Thanks for confirming what I suspected! I had a look at it a while ago, but know it isn't for me, mostly because of the way I work. I do think how you work makes a difference - and I know some people who swear by it and find it very useful, Chris included. I love Word, and simply don't have time to figure out how to use something that seems counter intuitive for me but then I don't write individual scenes, and don't even use my research much while I'm drafting things out. I just do one long document.
I never have any trouble converting to Mobi either now that I know what I need to do with the Word document first. I've sat with Cally and watched her work incredibly efficiently with Sigil and Calibre, but I must confess I haven't spent the necessary time to figure it out for myself yet either, although it's definitely on my To Do list!

Penny Dolan said...

Really, really useful Sue. I do use Document Map after your recommendation, mainly to cope ithe untanging that WIP, but - dur - I'd never seen DM's flexibility as a research store. Thank you for alle the work & head-splitting you've put in on this Scrivener report. Deserves a dram or more, it does.

Katherine Roberts said...

Or you could try Draft2Digital, who will produce mobi, epub and pdf files from your Word document then give them back to you to do with as you wish. You can also choose to publish through them to whichever channels you select (I use them for Apple, Nook and Kobo), and they also handle Createspace - though that's still in beta!

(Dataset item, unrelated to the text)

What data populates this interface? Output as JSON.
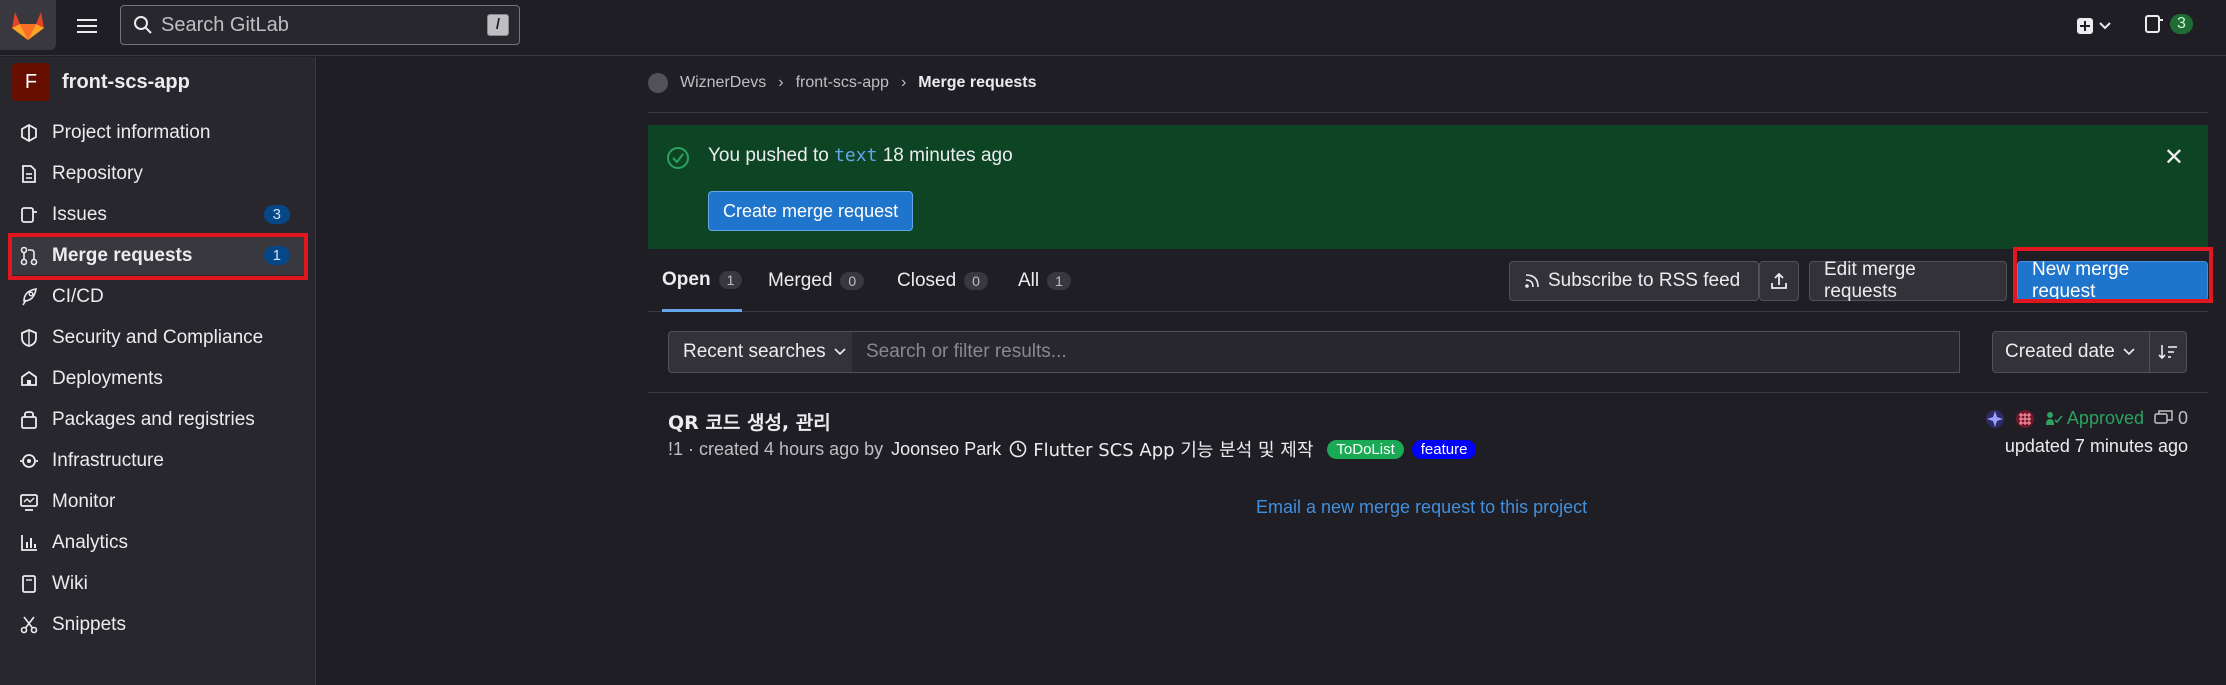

Susan Price said...

Thanks for reminding me of Draft2Digital, Kath. I had another look at its site last night, and I think I shall be falling into that comfy bed!

Nick Green said...

My gut instinct is the fewer tools, the better.

Chris Longmuir said...

It looks like Scrivener isn't for you, Susan. I use it to produce first drafts which are usually almost perfect drafts. I then use the compile function to save it as an RTF file to Word and do my final polishing there. I don't use the PDF and mobi compile function at all. I convert to mobi using MobiPocketCreator. Oh, and I don't have a Scrivener How to blog scheduled for November. It's RSS feeds today and I'm doing ISBNs in December. There are a couple of Scrivener blog posts in Authors Electric already if you do a search for them in previous months' posts. Good blog post though, I enjoyed reading it and sensed your frustration.

Susan Price said...

Sorry for misrepresenting you, Chris - and thanks for commenting!